Problem description
Review the listing and copy each line that holds the word "Request".

= = = = =

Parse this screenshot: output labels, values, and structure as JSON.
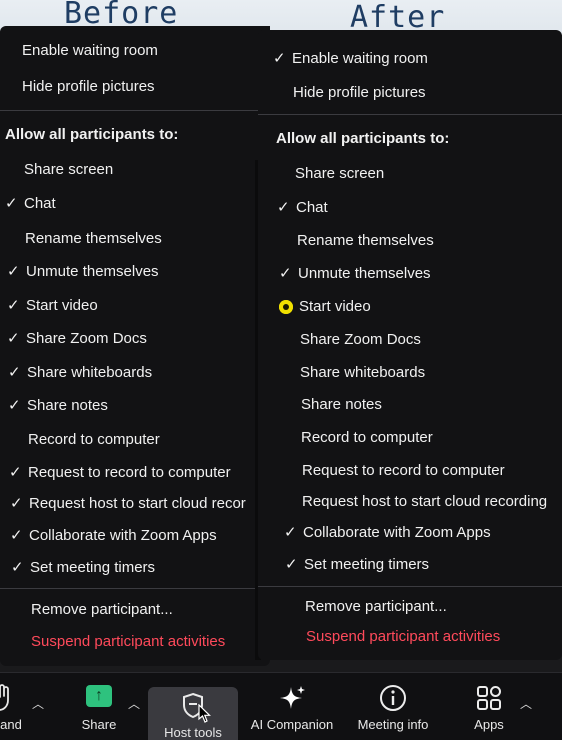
{
  "captions": {
    "before": "Before",
    "after": "After"
  },
  "left_panel": {
    "items": [
      {
        "label": "Enable waiting room",
        "checked": false
      },
      {
        "label": "Hide profile pictures",
        "checked": false
      },
      {
        "label": "Allow all participants to:",
        "header": true
      },
      {
        "label": "Share screen",
        "checked": false
      },
      {
        "label": "Chat",
        "checked": true
      },
      {
        "label": "Rename themselves",
        "checked": false
      },
      {
        "label": "Unmute themselves",
        "checked": true
      },
      {
        "label": "Start video",
        "checked": true
      },
      {
        "label": "Share Zoom Docs",
        "checked": true
      },
      {
        "label": "Share whiteboards",
        "checked": true
      },
      {
        "label": "Share notes",
        "checked": true
      },
      {
        "label": "Record to computer",
        "checked": false
      },
      {
        "label": "Request to record to computer",
        "checked": true
      },
      {
        "label": "Request host to start cloud recor",
        "checked": true
      },
      {
        "label": "Collaborate with Zoom Apps",
        "checked": true
      },
      {
        "label": "Set meeting timers",
        "checked": true
      },
      {
        "label": "Remove participant...",
        "checked": false
      },
      {
        "label": "Suspend participant activities",
        "danger": true
      }
    ]
  },
  "right_panel": {
    "items": [
      {
        "label": "Enable waiting room",
        "checked": true
      },
      {
        "label": "Hide profile pictures",
        "checked": false
      },
      {
        "label": "Allow all participants to:",
        "header": true
      },
      {
        "label": "Share screen",
        "checked": false
      },
      {
        "label": "Chat",
        "checked": true
      },
      {
        "label": "Rename themselves",
        "checked": false
      },
      {
        "label": "Unmute themselves",
        "checked": true
      },
      {
        "label": "Start video",
        "checked": false,
        "highlight": "yellow"
      },
      {
        "label": "Share Zoom Docs",
        "checked": false
      },
      {
        "label": "Share whiteboards",
        "checked": false
      },
      {
        "label": "Share notes",
        "checked": false
      },
      {
        "label": "Record to computer",
        "checked": false
      },
      {
        "label": "Request to record to computer",
        "checked": false
      },
      {
        "label": "Request host to start cloud recording",
        "checked": false
      },
      {
        "label": "Collaborate with Zoom Apps",
        "checked": true
      },
      {
        "label": "Set meeting timers",
        "checked": true
      },
      {
        "label": "Remove participant...",
        "checked": false
      },
      {
        "label": "Suspend participant activities",
        "danger": true
      }
    ]
  },
  "toolbar": {
    "items": [
      {
        "label": "e hand",
        "icon": "raise-hand-icon"
      },
      {
        "label": "Share",
        "icon": "share-screen-icon"
      },
      {
        "label": "Host tools",
        "icon": "shield-icon",
        "active": true
      },
      {
        "label": "AI Companion",
        "icon": "sparkle-icon"
      },
      {
        "label": "Meeting info",
        "icon": "info-icon"
      },
      {
        "label": "Apps",
        "icon": "apps-icon"
      }
    ]
  },
  "colors": {
    "danger": "#ff4a5b",
    "share_green": "#2ec27e",
    "highlight": "#f0e000"
  }
}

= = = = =

Answer space
        "label": "Request to record to computer",
        "label": "Request host to start cloud recor",
        "label": "Request to record to computer",
        "label": "Request host to start cloud recording",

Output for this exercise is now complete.